Whether we’re talking about current events or sharing personal stories of people in recovery, our goal remains the same: helping those struggling with addiction and their loved ones seek the help they desperately need. This year, Vertava Health posted over 120 blogs all aiming to do just that. While some were more popular than others, each blog sheds new light and a different perspective on the disease of addiction. As 2017 comes to a close, here’s a brief look at the most popular blogs from this past year.
Guest blogger and internationally recognized author Lorelie Rozzano takes on a highly debated topic in our most popular blog of the year: Is Addiction A Disease? Or A Choice?

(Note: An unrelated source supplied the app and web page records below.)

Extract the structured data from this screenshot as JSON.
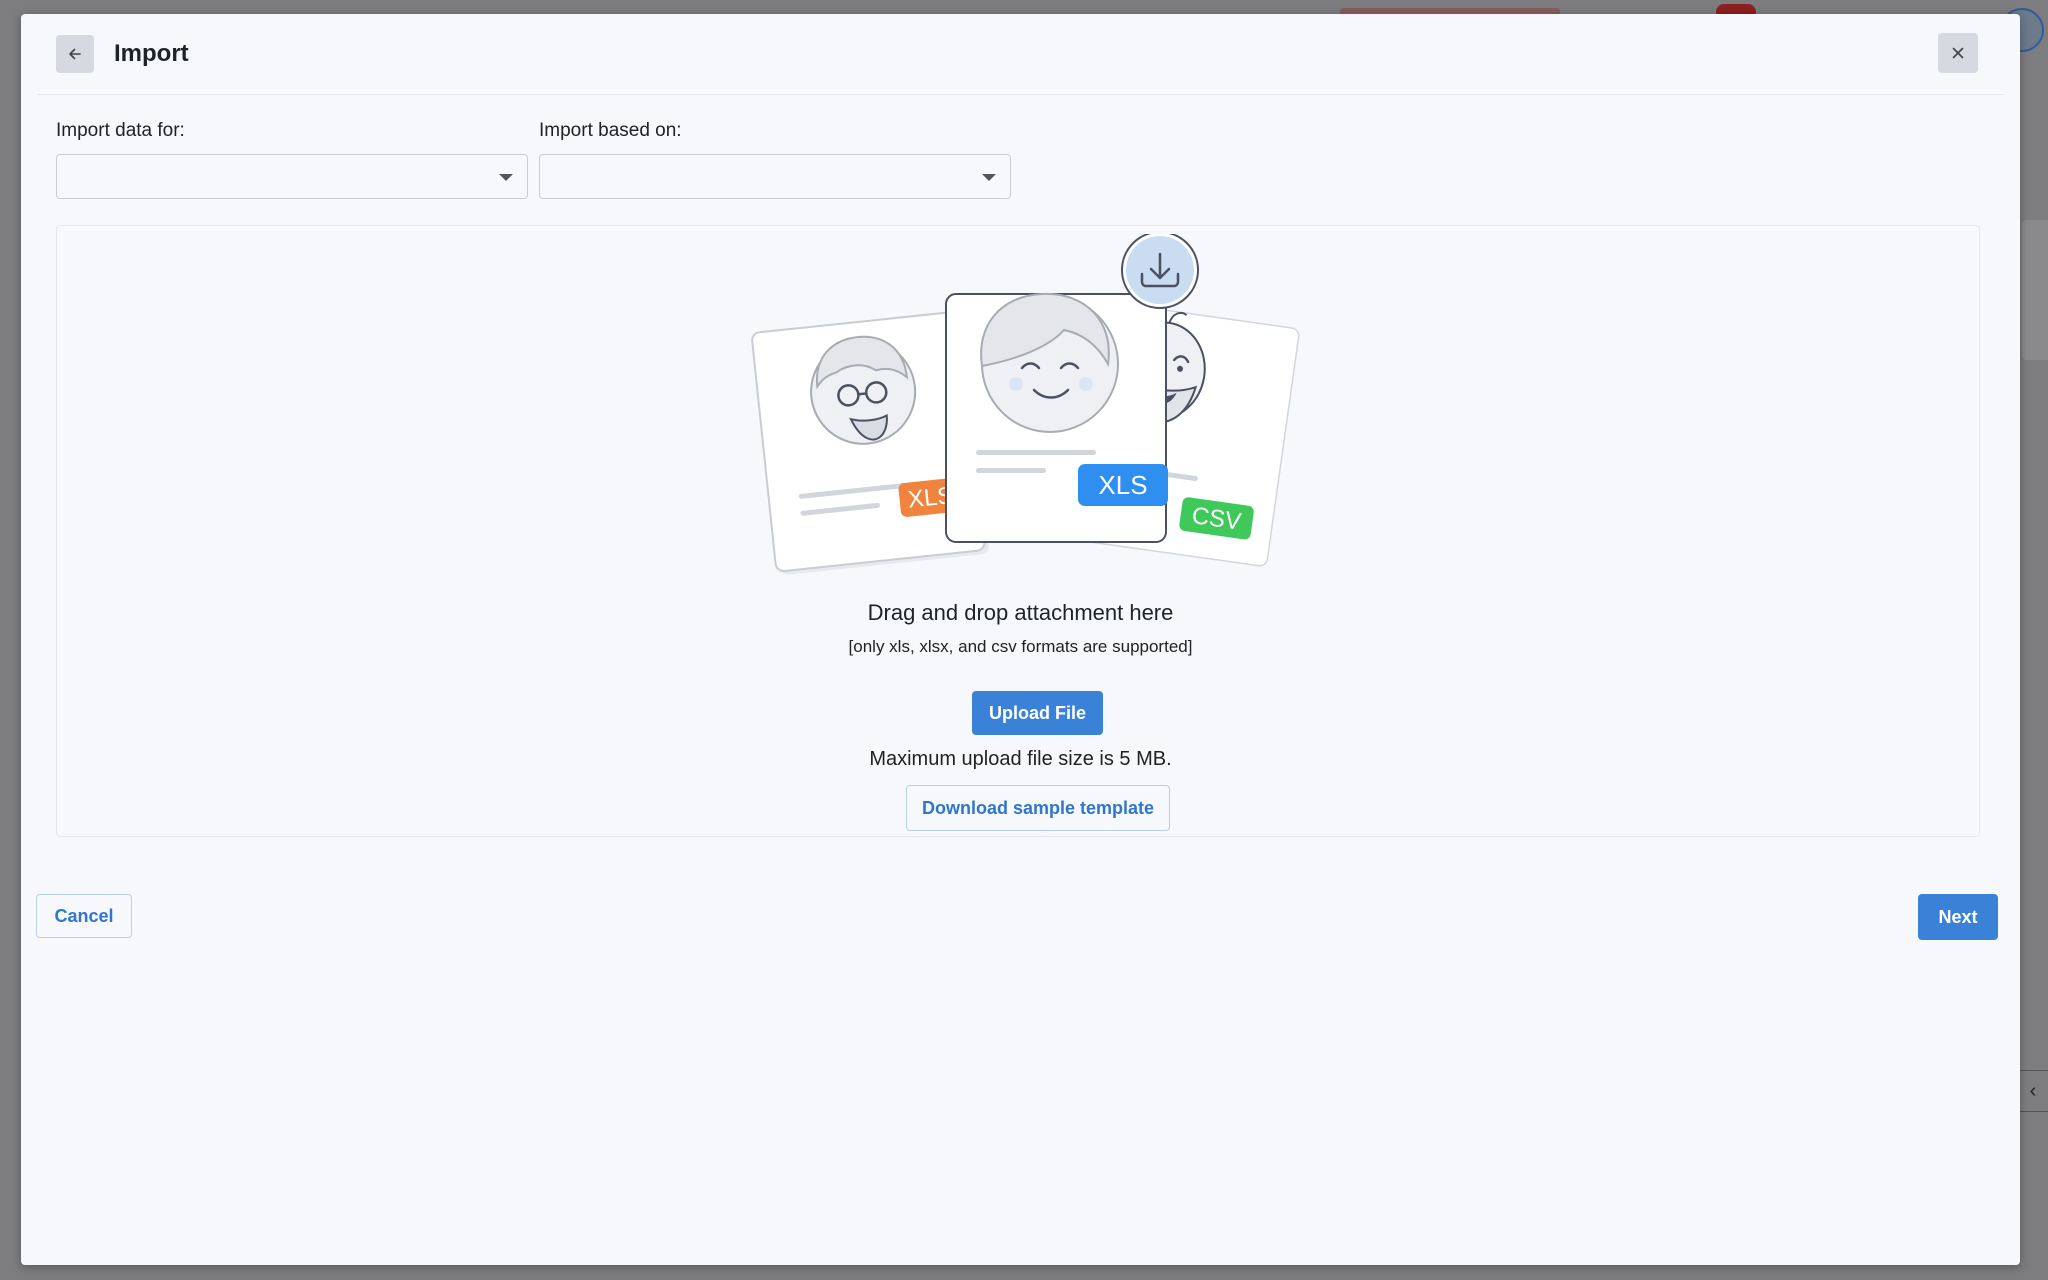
{
  "header": {
    "title": "Import",
    "back_icon": "arrow-left-icon",
    "close_icon": "close-icon"
  },
  "form": {
    "import_data_for": {
      "label": "Import data for:",
      "value": ""
    },
    "import_based_on": {
      "label": "Import based on:",
      "value": ""
    }
  },
  "dropzone": {
    "title": "Drag and drop attachment here",
    "subtitle": "[only xls, xlsx, and csv formats are supported]",
    "upload_label": "Upload File",
    "max_size_text": "Maximum upload file size is 5 MB.",
    "template_label": "Download sample template",
    "illustration": {
      "badges": [
        "XLSX",
        "XLS",
        "CSV"
      ],
      "badge_colors": {
        "xlsx": "#f0843f",
        "xls": "#2f8ff0",
        "csv": "#3fc95a"
      }
    }
  },
  "footer": {
    "cancel_label": "Cancel",
    "next_label": "Next"
  },
  "colors": {
    "primary": "#3a82d8",
    "modal_bg": "#f6f8fc",
    "overlay": "#7d7d7f"
  }
}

Like most people, she was skeptical when addiction was introduced as a brain disease, but over time, her opinion started to sway.
Loving someone who is struggling with the disease of addiction is painful and hard. While you may rush to fix their mistakes and help them seek much-needed treatment, these things can cause more harm than good. When loving someone with an addiction gets difficult, these are the five things you need to remember in order to move forward together. [middle-callout]

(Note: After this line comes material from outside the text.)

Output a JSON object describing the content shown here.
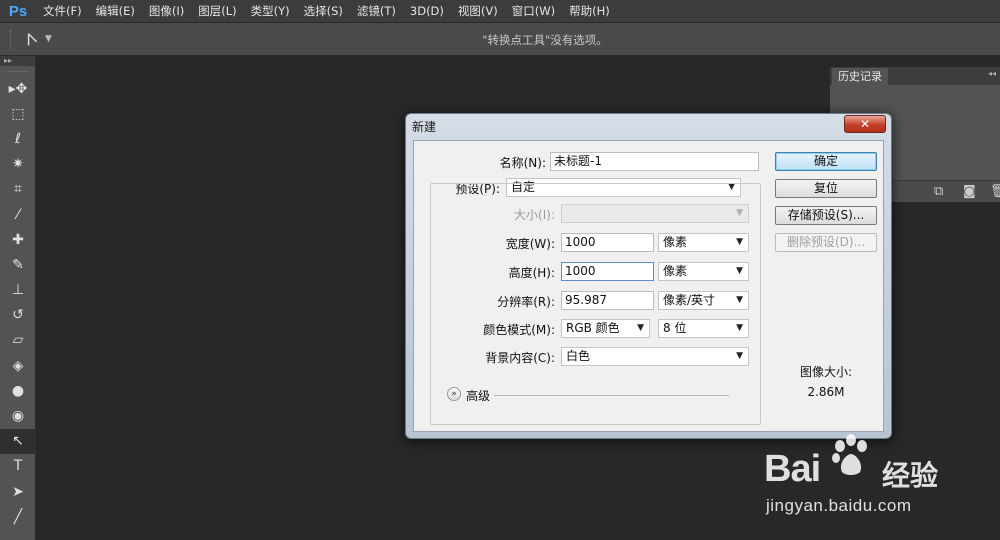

Being the mother of a child struggling with addiction can be the hardest job imaginable. Not only do mothers feel the pain of their child’s addiction, they frequently bear the guilt of not doing enough to help their struggling child. As protectors, mothers will often ask: is there more than I could have done or, what did I do wrong? Internationally recognized author Lorelie Rozzano shares her personal stories of helping mother’s overcome their child’s addiction.
Addiction never just affects the person struggling, but everyone around them. If you’re one of the millions of Americans currently grappling with a loved one’s addiction, you understand this better than anyone. Before you run to save your addicted loved one from another mistake, understand that sometimes our best intentions only give way to dysfunctional and toxic relationships.
Addiction can leave behind deep emotional scars that don’t just heal once a loved one is in recovery. On the outside everything may look okay, but on the inside, many people living with a loved one in recovery are harboring feeling of anger or resentment. As these feelings fester, they will only cause more damage and heartache. Here are some tools to help you cope with feelings of resentment towards a loved one and their recovery.
In an ideal world, someone struggling with addiction would willingly seek the help that they need. However, more often than not, this is not the case. While many argue that you should never force someone into treatment, there are equally as many people who don’t agree with this opinion. If you’re caught somewhere between the two and now sure what your next step should be, here are four things you can do to help a loved one who refuses your help.
It’s one of the most widely debated topics in the world of addiction: should family ever force their relatives into rehab? Many argue, no, that rehab will only work if the person struggling with addiction is willing and ready to change. On the other hand, research has shown that even when rehab treatment is court ordered, many people will continue their treatment path and enter long-term recovery. Read up on both sides of the debate.
Stress, isolation, negative-thinking: if you’re experiencing any of these regularly and are not doing anything to change, there is a good chance that you’re self-sabotaging your addiction recovery. While the road of recovery isn’t always easy, if you know what to look for, you are better equipped to avoid or overcome challenging obstacles in your path. Learn how to recognize the seven signs that you’re sabotaging your shot at recovery and headed towards relapse.
Secondhand drinking describes the impacts on a person who is on the receiving end of a person’s drinking behaviors, and ongoing exposure can change a person’s brain function. If you think you or someone you love may be affected by secondhand drinking, read the article above to learn more about the signs, symptoms and treatment options.
When White House Advisor Kellyanne Conway suggested that those suffering from addiction need “a four letter word called will” to overcome their disease, it left many Americans outraged. Her comment was made as a response to a question asked during the tv show, ABC This Week, regarding a new healthcare bill that would cut insurance for those suffering from addiction. Read more on the backlash Conway’s comment created above. — We’ve covered a lot of ground in 2017. From politics and highly debated topics to personal stories of recovery and relapse, our goal remains consistent. As this year comes to an end, Vertava Health is looking forward to sharing new voices and perspectives in 2018. If you or a loved one is struggling with an addiction, call to speak with one of our treatment specialists today at 844-470-0410.